Smith will hold an inaugural defense ministers’ dialogue with his Chinese counterpart Liang Guanglie, where the two are expected to discuss China’s concerns about U.S. marines being stationed in northern Australia.
The United States has accused “Chinese actors” of being the world’s biggest perpetrators of economic espionage and U.S. security experts warn of a rising number of Internet-based attacks originating from China on U.S. corporate and government computers. China rejects the charges.
Concerns over cyber security was heightened last month with the discovery of the Flame virus, described as one of the most sophisticated pieces of malicious software discovered to date.
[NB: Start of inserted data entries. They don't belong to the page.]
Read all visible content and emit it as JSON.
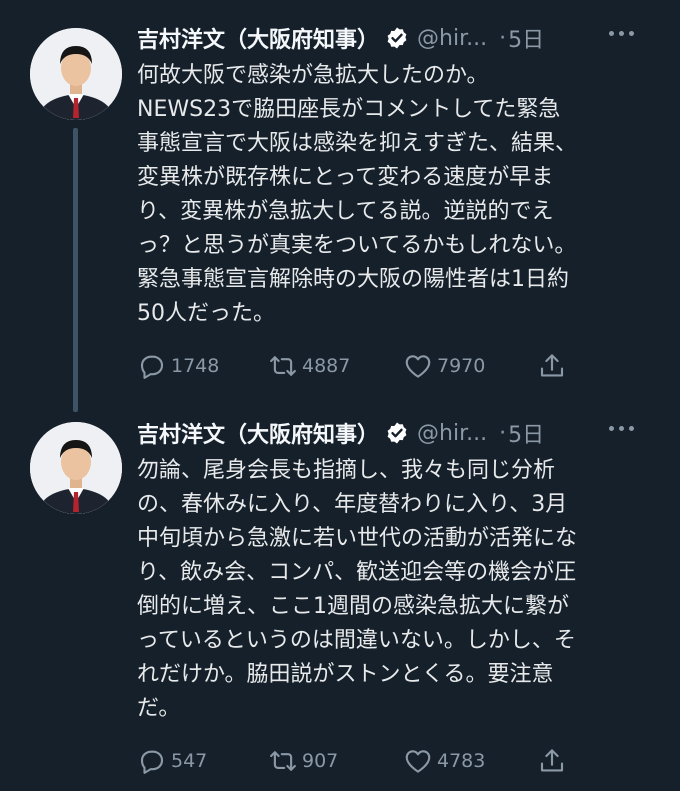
{
  "tweets": [
    {
      "author_name": "吉村洋文（大阪府知事）",
      "handle": "@hir...",
      "dot": "·",
      "time": "5日",
      "lines": [
        "何故大阪で感染が急拡大したのか。",
        "NEWS23で脇田座長がコメントしてた緊急",
        "事態宣言で大阪は感染を抑えすぎた、結果、",
        "変異株が既存株にとって変わる速度が早ま",
        "り、変異株が急拡大してる説。逆説的でえ",
        "っ？と思うが真実をついてるかもしれない。",
        "緊急事態宣言解除時の大阪の陽性者は1日約",
        "50人だった。"
      ],
      "replies": "1748",
      "retweets": "4887",
      "likes": "7970"
    },
    {
      "author_name": "吉村洋文（大阪府知事）",
      "handle": "@hir...",
      "dot": "·",
      "time": "5日",
      "lines": [
        "勿論、尾身会長も指摘し、我々も同じ分析",
        "の、春休みに入り、年度替わりに入り、3月",
        "中旬頃から急激に若い世代の活動が活発にな",
        "り、飲み会、コンパ、歓送迎会等の機会が圧",
        "倒的に増え、ここ1週間の感染急拡大に繋が",
        "っているというのは間違いない。しかし、そ",
        "れだけか。脇田説がストンとくる。要注意",
        "だ。"
      ],
      "replies": "547",
      "retweets": "907",
      "likes": "4783"
    }
  ],
  "icons": {
    "verified": "verified-badge-icon",
    "more": "more-options-icon",
    "reply": "reply-icon",
    "retweet": "retweet-icon",
    "like": "heart-icon",
    "share": "share-icon"
  },
  "colors": {
    "background": "#15202b",
    "text": "#e7e9ea",
    "muted": "#8b98a5",
    "thread_line": "#3d5466"
  }
}
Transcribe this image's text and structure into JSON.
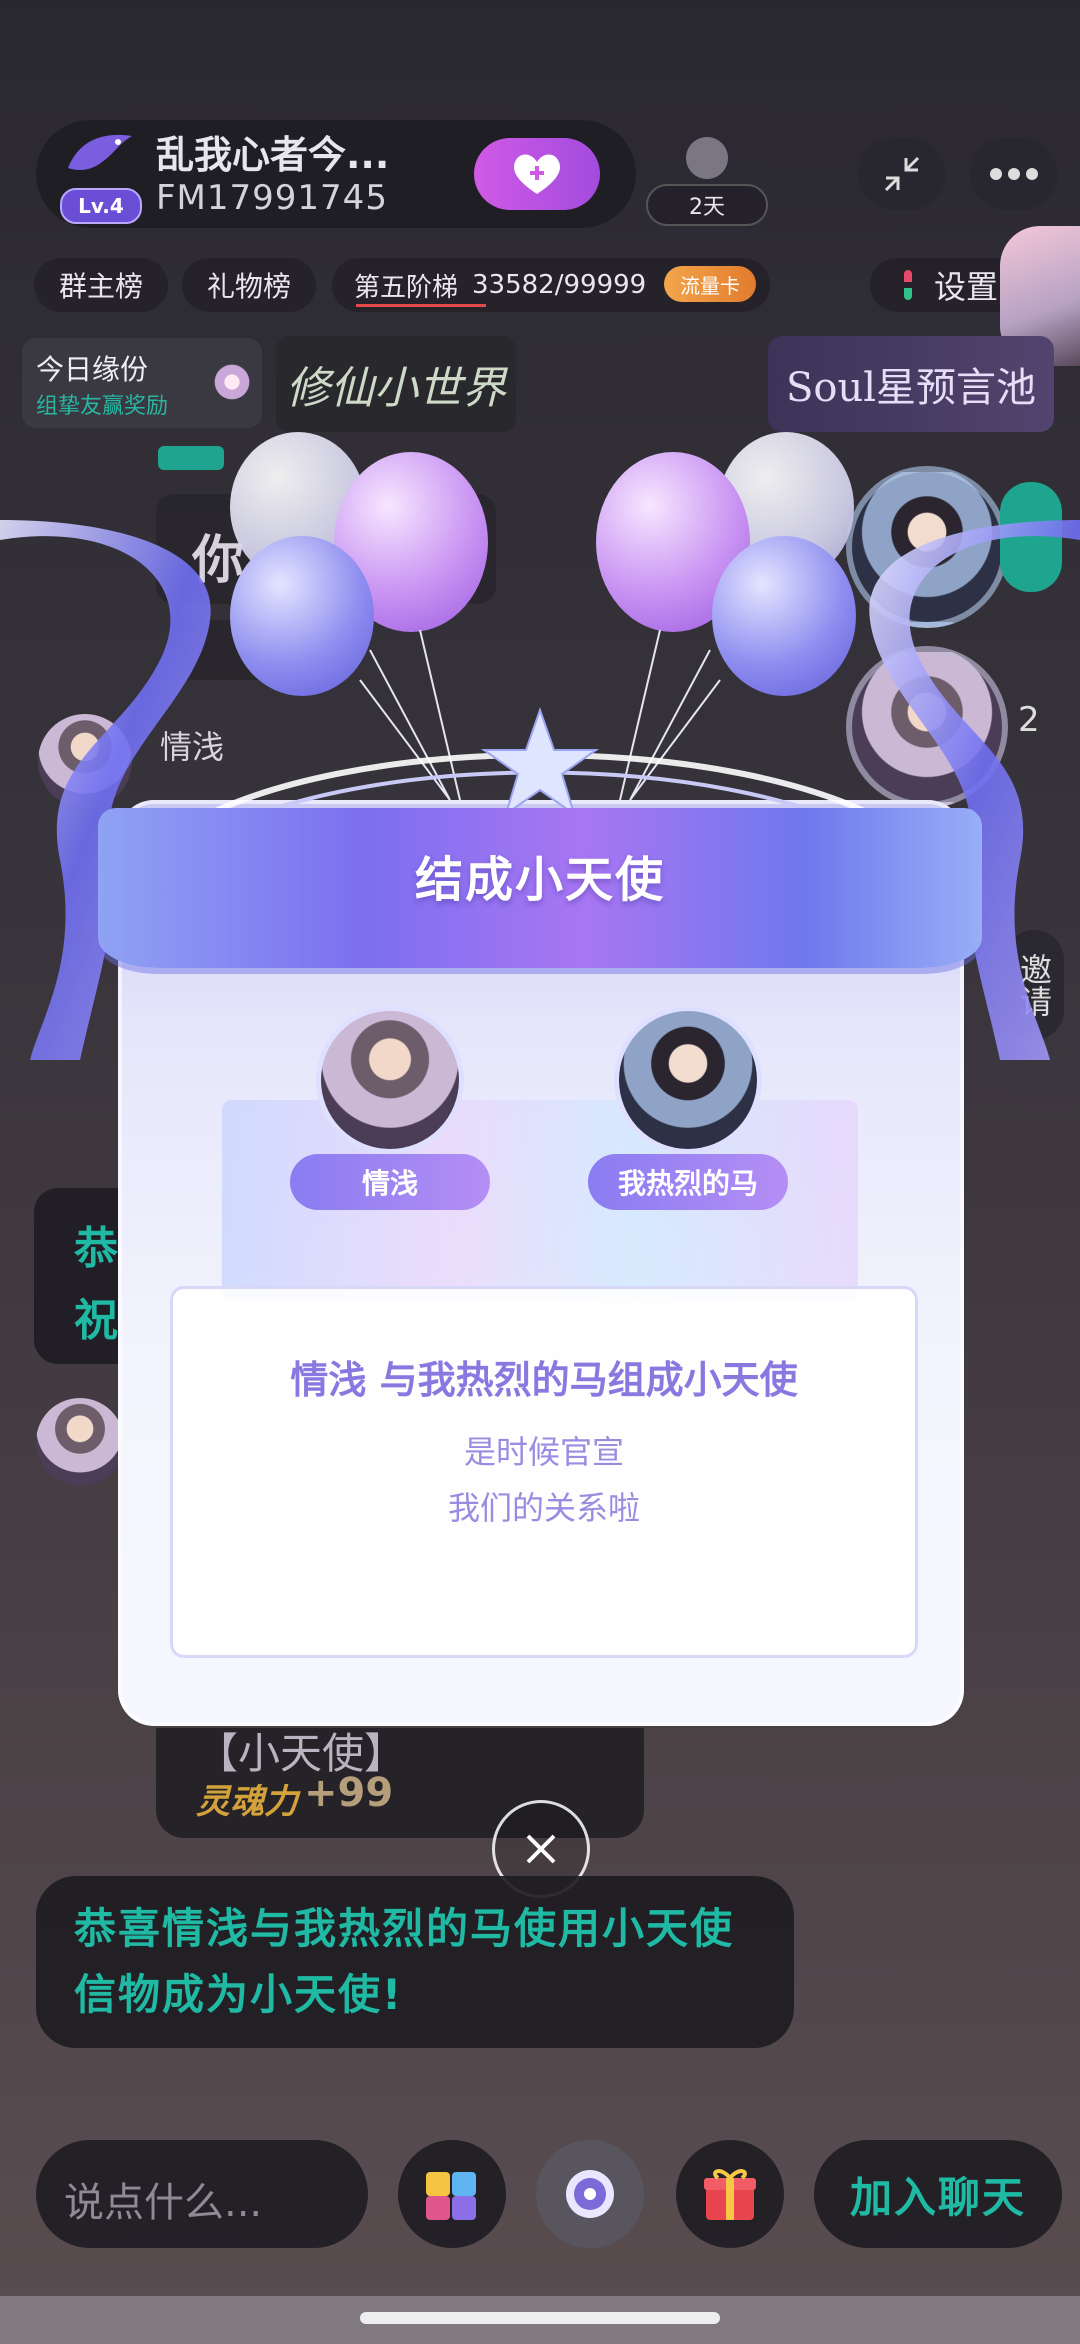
{
  "room": {
    "title": "乱我心者今...",
    "fm_id": "FM17991745",
    "level": "Lv.4",
    "days": "2天"
  },
  "tags": {
    "group_rank": "群主榜",
    "gift_rank": "礼物榜",
    "ladder_label": "第五阶梯",
    "ladder_progress": "33582/99999",
    "traffic_card": "流量卡",
    "settings": "设置"
  },
  "promo": {
    "fate_title": "今日缘份",
    "fate_sub": "组挚友赢奖励",
    "xiuxian": "修仙小世界",
    "soul": "Soul星预言池"
  },
  "side": {
    "invite": "邀请",
    "count": "2"
  },
  "modal": {
    "title": "结成小天使",
    "user_left": "情浅",
    "user_right": "我热烈的马",
    "main_line": "情浅 与我热烈的马组成小天使",
    "line2": "是时候官宣",
    "line3": "我们的关系啦"
  },
  "background_chat": {
    "partial_name": "情浅",
    "partial_congrats": "恭",
    "partial_bless": "祝",
    "partial_you": "你",
    "angel_text": "【小天使】",
    "soul_power_label": "灵魂力",
    "soul_power_value": "+99",
    "congrats_message": "恭喜情浅与我热烈的马使用小天使信物成为小天使!"
  },
  "bottom_bar": {
    "input_placeholder": "说点什么...",
    "join_label": "加入聊天"
  },
  "colors": {
    "accent_teal": "#1fb9a4",
    "modal_purple": "#8a7cf2",
    "text_purple": "#8877e0"
  }
}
Security experts said the Flame virus was infecting computers in Iran and the Middle East and may have been deployed at least five years ago to engage in state-sponsored cyber espionage.
Before entering China, both Smith and his staff left their laptops and phones in Hong Kong to avoid potential interception, the Sydney Morning Herald newspaper reported on Wednesday.
The anti-espionage precautions, rare for Australian ministerial visits to other countries, were arranged by Australia’s defense department following allegations that laptops and mobile phones were compromised during previous ministerial visits to China, the newspaper said.
A spokeswoman from Smith’s office declined to comment on the report or specific arrangements for the visit.
Earlier this year, Australia blocked Huawei Technologies, a Chinese telecommunication company, from bidding on the national broadband network citing security concerns.
China is Australia’s number one trading partner and the biggest customer for Australian exports. Bilateral trade is worth around A$105 billion a year with exports to China worth A$65 billion in 2010-11.
(Reporting By Maggie Lu Yueyang; Editing by Michael Perry)